Fears of low stock supply are a well-known psychological trick for pushing customers to convert. A feeling of scarcity around a particular product incentivises customers to purchase before the product is gone. Reducing the amount of merchandise on the shop floor is one way to achieve this, a lack of stock can lead customers to feel this is the last one in stock. Scarcity will make each item appear like a more unique offering.
6. Offer Delivery
You may find you have customers coming in-store on their lunch hour and are tempted to purchase an item but don’t want to be tied down to carrying the item. Offering delivery on particular packages may be an easy way to drive conversions, it complements the magic of the in-store experience with the convenience of online delivery. The importance of getting the last mile right, should not be underestimated. As we’ve written before, increase sales last mile. If you would like to learn more about the last mile solution that will increase sales, click here.
A Bit of Advice
Although some of these techniques may work wonders for your business and increase sales as you’d hope. It’s important to assess how much your conversion rate could be improved by. Without doing these initial sums, it’s hard to quantify how much your business could gain from a new approach. Start with calculating your current conversion rate. You’ll need an idea of footfall - you can work this out manually, asking an employee to do this or if your footfall is too large you could consider installing a device to manually count it. Remember this is always a close approximation.

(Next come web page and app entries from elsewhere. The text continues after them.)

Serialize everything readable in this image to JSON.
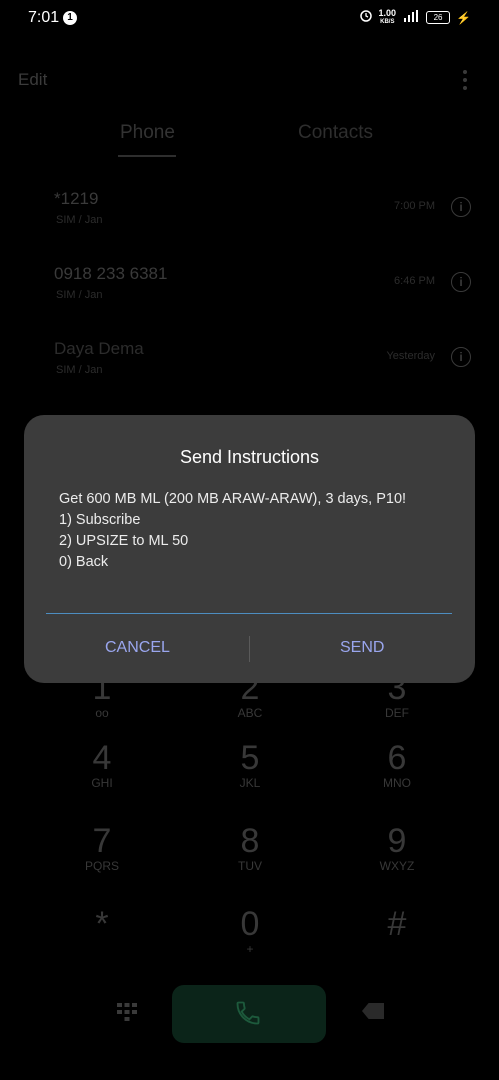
{
  "status_bar": {
    "time": "7:01",
    "notification_count": "1",
    "net_speed": "1.00",
    "net_speed_unit": "KB/S",
    "battery": "26"
  },
  "header": {
    "edit_label": "Edit"
  },
  "tabs": [
    {
      "label": "Phone"
    },
    {
      "label": "Contacts"
    }
  ],
  "call_log": [
    {
      "number": "*1219",
      "sub": "SIM / Jan",
      "time": "7:00 PM"
    },
    {
      "number": "0918 233 6381",
      "sub": "SIM / Jan",
      "time": "6:46 PM"
    },
    {
      "number": "Daya Dema",
      "sub": "SIM / Jan",
      "time": "Yesterday"
    }
  ],
  "keypad": [
    {
      "digit": "1",
      "letters": "oo"
    },
    {
      "digit": "2",
      "letters": "ABC"
    },
    {
      "digit": "3",
      "letters": "DEF"
    },
    {
      "digit": "4",
      "letters": "GHI"
    },
    {
      "digit": "5",
      "letters": "JKL"
    },
    {
      "digit": "6",
      "letters": "MNO"
    },
    {
      "digit": "7",
      "letters": "PQRS"
    },
    {
      "digit": "8",
      "letters": "TUV"
    },
    {
      "digit": "9",
      "letters": "WXYZ"
    },
    {
      "digit": "*",
      "letters": ""
    },
    {
      "digit": "0",
      "letters": "+"
    },
    {
      "digit": "#",
      "letters": ""
    }
  ],
  "dialog": {
    "title": "Send Instructions",
    "lines": [
      "Get 600 MB ML (200 MB ARAW-ARAW), 3 days, P10!",
      "1) Subscribe",
      "2) UPSIZE to ML 50",
      "0) Back"
    ],
    "input_value": "",
    "cancel_label": "CANCEL",
    "send_label": "SEND"
  },
  "colors": {
    "dialog_bg": "#3c3c3c",
    "button_text": "#9aa6ee",
    "input_underline": "#4d8dc0",
    "call_button": "#0b2419"
  },
  "icons": [
    "alarm-icon",
    "signal-icon",
    "battery-icon",
    "kebab-menu-icon",
    "info-icon",
    "dialpad-icon",
    "phone-icon",
    "backspace-icon"
  ]
}
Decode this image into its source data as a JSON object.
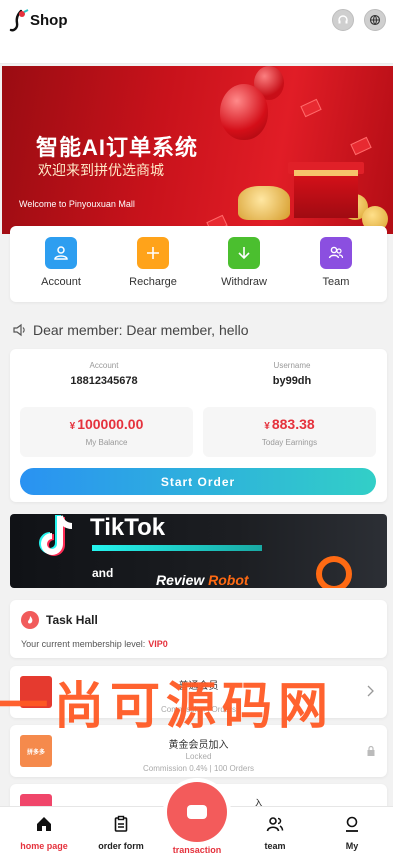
{
  "header": {
    "brand": "Shop",
    "icons": [
      "headset-icon",
      "globe-icon"
    ]
  },
  "banner": {
    "title": "智能AI订单系统",
    "subtitle": "欢迎来到拼优选商城",
    "welcome": "Welcome to Pinyouxuan Mall"
  },
  "actions": [
    {
      "label": "Account",
      "icon": "user-icon",
      "color": "#2d9ef0"
    },
    {
      "label": "Recharge",
      "icon": "plus-icon",
      "color": "#ffa31a"
    },
    {
      "label": "Withdraw",
      "icon": "download-icon",
      "color": "#4bbf2f"
    },
    {
      "label": "Team",
      "icon": "team-icon",
      "color": "#8b4fe0"
    }
  ],
  "notice": {
    "text": "Dear member: Dear member, hello"
  },
  "account": {
    "account_caption": "Account",
    "account_value": "18812345678",
    "username_caption": "Username",
    "username_value": "by99dh",
    "currency": "¥",
    "balance_value": "100000.00",
    "balance_caption": "My Balance",
    "earnings_value": "883.38",
    "earnings_caption": "Today Earnings",
    "start_button": "Start Order"
  },
  "promo": {
    "brand": "TikTok",
    "and": "and",
    "review": "Review",
    "robot": "Robot"
  },
  "task_hall": {
    "title": "Task Hall",
    "level_label": "Your current membership level:",
    "level_value": "VIP0"
  },
  "memberships": [
    {
      "logo": "",
      "name": "普通会员",
      "status": "",
      "commission": "Commission | Orders"
    },
    {
      "logo": "拼多多",
      "name": "黄金会员加入",
      "status": "Locked",
      "commission": "Commission 0.4% | 100 Orders"
    },
    {
      "logo": "",
      "name": "入",
      "status": "",
      "commission": ""
    }
  ],
  "watermark": "一尚可源码网",
  "nav": {
    "home": "home page",
    "order": "order form",
    "transaction": "transaction",
    "team": "team",
    "my": "My"
  },
  "colors": {
    "accent_red": "#e5323d",
    "button_gradient_start": "#2a92f2",
    "button_gradient_end": "#32cfc7"
  }
}
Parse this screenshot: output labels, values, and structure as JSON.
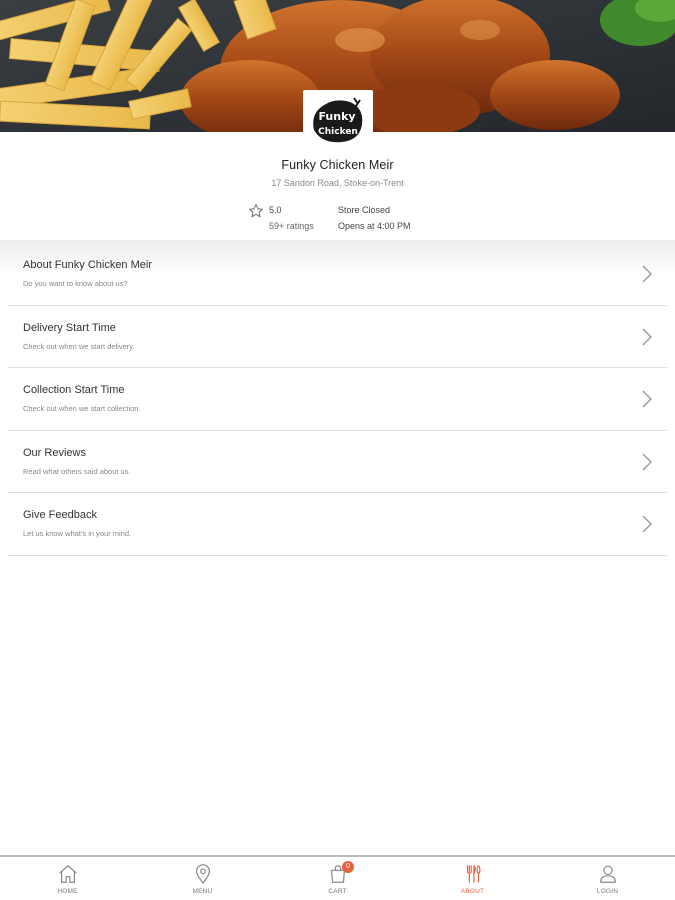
{
  "store": {
    "name": "Funky Chicken Meir",
    "address": "17 Sandon Road, Stoke-on-Trent",
    "rating": "5.0",
    "ratings_count": "59+ ratings",
    "status": "Store Closed",
    "opens": "Opens at 4:00 PM",
    "logo_text": "Funky Chicken"
  },
  "menu_items": [
    {
      "title": "About Funky Chicken Meir",
      "subtitle": "Do you want to know about us?"
    },
    {
      "title": "Delivery Start Time",
      "subtitle": "Check out when we start delivery."
    },
    {
      "title": "Collection Start Time",
      "subtitle": "Check out when we start collection."
    },
    {
      "title": "Our Reviews",
      "subtitle": "Read what others said about us."
    },
    {
      "title": "Give Feedback",
      "subtitle": "Let us know what's in your mind."
    }
  ],
  "tabs": [
    {
      "label": "HOME",
      "icon": "home-icon"
    },
    {
      "label": "MENU",
      "icon": "location-pin-icon"
    },
    {
      "label": "CART",
      "icon": "shopping-bag-icon",
      "badge": "0"
    },
    {
      "label": "ABOUT",
      "icon": "cutlery-icon",
      "active": true
    },
    {
      "label": "LOGIN",
      "icon": "user-icon"
    }
  ],
  "colors": {
    "accent": "#e8623f",
    "divider": "#e2e2e2",
    "tabbar_border": "#b9b9b9"
  }
}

Once you compare the number of transactions with visitors on a particular day, you’ll be able to calculate the conversion percentage. The more granular you can get with this data, the more informed you can be about your store’s potential. You may notice the conversion rate is much improved when there’s more staff available to assist customers in the evening when the store is relatively quiet. Use the numbers to inform your business and drive positive changes in-store.